* _PROBLEM REQUIREMENTS_: Every line holding "subtitle" should be copied from the records below.

►

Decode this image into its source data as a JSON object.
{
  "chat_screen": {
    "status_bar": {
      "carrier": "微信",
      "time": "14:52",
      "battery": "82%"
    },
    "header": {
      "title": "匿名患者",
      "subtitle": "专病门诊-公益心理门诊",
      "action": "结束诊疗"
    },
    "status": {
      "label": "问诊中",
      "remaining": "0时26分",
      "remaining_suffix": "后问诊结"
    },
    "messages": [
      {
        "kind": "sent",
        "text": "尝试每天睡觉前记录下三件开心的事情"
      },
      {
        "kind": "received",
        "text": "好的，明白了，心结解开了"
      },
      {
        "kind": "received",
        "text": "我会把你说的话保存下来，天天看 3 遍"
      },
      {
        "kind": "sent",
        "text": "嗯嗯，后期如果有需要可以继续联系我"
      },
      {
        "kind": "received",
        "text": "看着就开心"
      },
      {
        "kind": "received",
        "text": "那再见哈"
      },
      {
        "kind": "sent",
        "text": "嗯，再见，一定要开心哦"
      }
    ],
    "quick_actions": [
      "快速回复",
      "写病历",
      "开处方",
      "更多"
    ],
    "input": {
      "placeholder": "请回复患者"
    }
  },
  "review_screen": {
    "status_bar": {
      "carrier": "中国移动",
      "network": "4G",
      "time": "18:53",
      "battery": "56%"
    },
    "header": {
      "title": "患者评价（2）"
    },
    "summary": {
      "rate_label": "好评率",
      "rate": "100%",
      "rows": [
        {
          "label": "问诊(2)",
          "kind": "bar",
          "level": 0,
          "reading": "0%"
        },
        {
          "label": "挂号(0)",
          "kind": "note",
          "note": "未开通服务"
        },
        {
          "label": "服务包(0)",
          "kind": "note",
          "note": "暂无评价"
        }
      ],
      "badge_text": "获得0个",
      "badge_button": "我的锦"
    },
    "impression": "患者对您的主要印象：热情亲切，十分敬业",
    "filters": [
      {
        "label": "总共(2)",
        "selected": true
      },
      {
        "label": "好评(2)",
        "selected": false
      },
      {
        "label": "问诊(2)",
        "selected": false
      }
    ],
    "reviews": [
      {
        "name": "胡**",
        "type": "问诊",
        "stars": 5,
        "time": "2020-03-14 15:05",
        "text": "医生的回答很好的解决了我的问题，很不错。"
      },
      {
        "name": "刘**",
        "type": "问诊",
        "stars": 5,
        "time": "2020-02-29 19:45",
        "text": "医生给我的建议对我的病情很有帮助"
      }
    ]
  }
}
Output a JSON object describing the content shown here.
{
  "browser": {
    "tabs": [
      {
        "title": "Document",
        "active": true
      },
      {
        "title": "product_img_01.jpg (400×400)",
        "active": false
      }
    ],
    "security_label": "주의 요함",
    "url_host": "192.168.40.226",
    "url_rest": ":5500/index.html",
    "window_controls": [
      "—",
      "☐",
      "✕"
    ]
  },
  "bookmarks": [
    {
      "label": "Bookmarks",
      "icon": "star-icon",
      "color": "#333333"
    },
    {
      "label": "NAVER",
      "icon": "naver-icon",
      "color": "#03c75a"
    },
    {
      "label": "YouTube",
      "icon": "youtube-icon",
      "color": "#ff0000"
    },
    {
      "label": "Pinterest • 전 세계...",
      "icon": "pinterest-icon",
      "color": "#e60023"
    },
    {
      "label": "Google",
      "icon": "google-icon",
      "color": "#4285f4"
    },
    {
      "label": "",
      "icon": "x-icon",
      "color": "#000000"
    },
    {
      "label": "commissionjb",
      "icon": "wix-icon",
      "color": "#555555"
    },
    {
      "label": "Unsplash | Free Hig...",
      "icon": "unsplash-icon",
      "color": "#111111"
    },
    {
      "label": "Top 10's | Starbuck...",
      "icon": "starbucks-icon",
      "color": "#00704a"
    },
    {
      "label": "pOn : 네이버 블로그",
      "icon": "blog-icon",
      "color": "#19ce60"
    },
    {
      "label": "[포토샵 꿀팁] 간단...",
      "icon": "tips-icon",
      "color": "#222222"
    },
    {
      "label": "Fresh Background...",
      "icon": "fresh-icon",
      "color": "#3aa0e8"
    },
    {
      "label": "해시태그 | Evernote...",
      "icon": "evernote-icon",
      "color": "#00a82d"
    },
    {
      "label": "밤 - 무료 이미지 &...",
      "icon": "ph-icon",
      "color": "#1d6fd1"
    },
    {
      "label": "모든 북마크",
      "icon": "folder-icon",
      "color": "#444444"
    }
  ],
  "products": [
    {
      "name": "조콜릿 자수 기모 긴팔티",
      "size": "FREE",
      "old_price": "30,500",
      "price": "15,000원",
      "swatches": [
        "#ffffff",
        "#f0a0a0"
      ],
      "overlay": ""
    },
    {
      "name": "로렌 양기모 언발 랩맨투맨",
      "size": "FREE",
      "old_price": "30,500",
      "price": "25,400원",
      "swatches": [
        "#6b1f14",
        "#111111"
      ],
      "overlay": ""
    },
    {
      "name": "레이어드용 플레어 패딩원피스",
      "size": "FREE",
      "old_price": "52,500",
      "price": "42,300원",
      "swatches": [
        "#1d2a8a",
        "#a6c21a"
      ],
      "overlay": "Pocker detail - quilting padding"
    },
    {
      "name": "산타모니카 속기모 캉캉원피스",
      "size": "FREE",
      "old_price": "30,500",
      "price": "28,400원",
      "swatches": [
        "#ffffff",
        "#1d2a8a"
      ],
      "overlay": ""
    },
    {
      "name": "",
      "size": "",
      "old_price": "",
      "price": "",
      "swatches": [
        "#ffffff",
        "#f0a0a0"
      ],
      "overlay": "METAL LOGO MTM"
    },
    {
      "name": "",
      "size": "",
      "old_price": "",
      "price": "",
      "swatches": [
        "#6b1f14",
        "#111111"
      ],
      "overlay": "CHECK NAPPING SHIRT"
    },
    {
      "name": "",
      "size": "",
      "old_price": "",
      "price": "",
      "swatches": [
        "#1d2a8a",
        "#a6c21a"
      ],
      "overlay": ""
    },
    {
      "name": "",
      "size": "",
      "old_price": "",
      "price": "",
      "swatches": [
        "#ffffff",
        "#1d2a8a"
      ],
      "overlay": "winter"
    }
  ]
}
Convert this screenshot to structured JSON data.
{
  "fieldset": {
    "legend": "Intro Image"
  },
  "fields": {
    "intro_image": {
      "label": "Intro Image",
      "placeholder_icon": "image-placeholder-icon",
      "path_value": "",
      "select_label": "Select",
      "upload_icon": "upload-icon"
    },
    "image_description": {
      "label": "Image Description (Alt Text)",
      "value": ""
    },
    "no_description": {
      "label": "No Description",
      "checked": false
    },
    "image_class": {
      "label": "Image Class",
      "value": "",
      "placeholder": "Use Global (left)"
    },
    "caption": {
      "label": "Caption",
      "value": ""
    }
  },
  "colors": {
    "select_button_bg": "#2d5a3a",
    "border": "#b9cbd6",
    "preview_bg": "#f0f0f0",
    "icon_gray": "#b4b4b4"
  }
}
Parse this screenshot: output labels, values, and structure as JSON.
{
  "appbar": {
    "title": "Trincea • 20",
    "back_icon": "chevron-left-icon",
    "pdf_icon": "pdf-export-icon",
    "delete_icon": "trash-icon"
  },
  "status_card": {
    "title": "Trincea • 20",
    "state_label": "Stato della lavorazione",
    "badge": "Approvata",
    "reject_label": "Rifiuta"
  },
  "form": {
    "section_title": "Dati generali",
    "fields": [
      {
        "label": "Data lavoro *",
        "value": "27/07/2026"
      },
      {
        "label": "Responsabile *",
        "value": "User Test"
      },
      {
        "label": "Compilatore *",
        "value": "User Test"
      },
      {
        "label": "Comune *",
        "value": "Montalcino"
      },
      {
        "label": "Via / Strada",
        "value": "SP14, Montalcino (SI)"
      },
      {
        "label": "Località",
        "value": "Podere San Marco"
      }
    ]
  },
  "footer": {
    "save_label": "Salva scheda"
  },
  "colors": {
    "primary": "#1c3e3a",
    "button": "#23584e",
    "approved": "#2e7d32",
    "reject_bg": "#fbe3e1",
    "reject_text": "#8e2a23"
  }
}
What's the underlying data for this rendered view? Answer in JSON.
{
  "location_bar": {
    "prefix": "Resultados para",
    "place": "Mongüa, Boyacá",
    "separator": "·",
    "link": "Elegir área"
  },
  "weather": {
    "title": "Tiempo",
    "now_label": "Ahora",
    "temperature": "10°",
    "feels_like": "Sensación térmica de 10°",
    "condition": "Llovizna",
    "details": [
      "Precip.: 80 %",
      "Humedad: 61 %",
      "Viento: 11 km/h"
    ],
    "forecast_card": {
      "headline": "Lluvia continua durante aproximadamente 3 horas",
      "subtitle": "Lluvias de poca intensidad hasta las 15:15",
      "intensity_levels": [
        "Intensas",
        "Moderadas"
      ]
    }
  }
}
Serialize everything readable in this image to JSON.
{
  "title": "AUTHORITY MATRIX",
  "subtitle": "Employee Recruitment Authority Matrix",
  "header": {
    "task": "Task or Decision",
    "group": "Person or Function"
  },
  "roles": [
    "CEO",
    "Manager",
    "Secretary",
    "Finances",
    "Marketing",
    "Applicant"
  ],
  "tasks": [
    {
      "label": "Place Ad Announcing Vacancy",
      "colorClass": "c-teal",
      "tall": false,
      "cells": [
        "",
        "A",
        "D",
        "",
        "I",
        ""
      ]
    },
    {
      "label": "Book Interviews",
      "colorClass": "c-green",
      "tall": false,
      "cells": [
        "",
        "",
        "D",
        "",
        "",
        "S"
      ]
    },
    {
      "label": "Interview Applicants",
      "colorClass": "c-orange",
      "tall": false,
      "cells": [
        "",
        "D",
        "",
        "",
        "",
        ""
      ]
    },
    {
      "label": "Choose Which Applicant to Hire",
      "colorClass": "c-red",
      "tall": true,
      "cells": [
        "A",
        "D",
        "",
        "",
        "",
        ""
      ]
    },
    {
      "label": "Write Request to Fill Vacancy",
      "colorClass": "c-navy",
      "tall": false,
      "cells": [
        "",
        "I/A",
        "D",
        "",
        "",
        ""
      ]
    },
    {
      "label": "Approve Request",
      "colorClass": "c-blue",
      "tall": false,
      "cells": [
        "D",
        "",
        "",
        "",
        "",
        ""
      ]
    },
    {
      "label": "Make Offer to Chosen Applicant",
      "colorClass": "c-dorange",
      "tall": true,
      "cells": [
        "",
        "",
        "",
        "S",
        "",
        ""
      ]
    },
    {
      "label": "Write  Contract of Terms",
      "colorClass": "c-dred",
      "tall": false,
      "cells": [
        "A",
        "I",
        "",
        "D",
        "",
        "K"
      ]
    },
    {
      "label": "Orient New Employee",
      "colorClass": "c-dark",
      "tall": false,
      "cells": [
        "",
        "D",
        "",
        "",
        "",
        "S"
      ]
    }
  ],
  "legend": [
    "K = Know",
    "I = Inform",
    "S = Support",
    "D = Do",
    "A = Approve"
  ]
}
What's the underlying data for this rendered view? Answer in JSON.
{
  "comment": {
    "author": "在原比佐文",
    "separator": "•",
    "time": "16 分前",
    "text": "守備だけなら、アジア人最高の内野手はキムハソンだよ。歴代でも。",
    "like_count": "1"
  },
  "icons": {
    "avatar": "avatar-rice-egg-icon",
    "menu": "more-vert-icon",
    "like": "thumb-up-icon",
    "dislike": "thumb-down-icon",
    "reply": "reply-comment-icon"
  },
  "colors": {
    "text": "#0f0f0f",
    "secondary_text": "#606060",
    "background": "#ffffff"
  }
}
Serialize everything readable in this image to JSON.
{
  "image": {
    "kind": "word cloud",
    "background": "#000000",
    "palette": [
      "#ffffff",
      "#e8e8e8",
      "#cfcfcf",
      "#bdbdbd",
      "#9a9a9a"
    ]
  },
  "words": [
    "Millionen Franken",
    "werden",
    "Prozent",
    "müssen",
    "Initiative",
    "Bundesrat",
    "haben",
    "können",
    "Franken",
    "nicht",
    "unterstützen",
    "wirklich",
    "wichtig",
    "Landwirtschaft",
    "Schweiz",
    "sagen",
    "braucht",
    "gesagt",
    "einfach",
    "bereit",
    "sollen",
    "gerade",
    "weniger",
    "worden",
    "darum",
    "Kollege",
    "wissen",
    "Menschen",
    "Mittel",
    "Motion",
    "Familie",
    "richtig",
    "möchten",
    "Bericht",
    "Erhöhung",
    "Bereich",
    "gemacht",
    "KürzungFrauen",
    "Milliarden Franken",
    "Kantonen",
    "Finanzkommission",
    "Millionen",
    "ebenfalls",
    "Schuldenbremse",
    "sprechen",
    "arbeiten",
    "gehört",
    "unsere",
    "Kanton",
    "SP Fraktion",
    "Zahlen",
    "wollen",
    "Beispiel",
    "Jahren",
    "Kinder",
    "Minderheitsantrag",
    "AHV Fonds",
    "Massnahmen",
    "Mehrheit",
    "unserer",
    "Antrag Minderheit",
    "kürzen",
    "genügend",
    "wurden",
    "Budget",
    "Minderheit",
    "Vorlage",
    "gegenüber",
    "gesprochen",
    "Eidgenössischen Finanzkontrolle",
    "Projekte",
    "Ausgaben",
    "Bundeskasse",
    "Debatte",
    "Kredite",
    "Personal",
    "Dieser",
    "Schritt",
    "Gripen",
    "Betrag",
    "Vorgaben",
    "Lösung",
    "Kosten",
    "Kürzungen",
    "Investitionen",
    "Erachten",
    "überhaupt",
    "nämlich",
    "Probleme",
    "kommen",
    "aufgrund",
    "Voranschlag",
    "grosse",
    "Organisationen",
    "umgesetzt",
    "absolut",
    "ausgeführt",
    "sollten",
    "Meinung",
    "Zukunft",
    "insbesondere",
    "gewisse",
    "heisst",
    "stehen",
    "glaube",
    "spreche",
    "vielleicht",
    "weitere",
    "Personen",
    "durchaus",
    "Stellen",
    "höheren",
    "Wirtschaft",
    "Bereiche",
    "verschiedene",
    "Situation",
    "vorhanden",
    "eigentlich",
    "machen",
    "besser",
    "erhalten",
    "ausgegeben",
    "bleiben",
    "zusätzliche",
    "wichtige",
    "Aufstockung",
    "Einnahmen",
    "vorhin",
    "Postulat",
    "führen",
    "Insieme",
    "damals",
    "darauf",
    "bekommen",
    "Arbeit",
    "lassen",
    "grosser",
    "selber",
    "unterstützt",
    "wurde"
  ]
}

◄

* _TASK OUTPUT_:
      "subtitle": "专病门诊-公益心理门诊",
      "subtitle": "Lluvias de poca intensidad hasta las 15:15",
  "subtitle": "Employee Recruitment Authority Matrix",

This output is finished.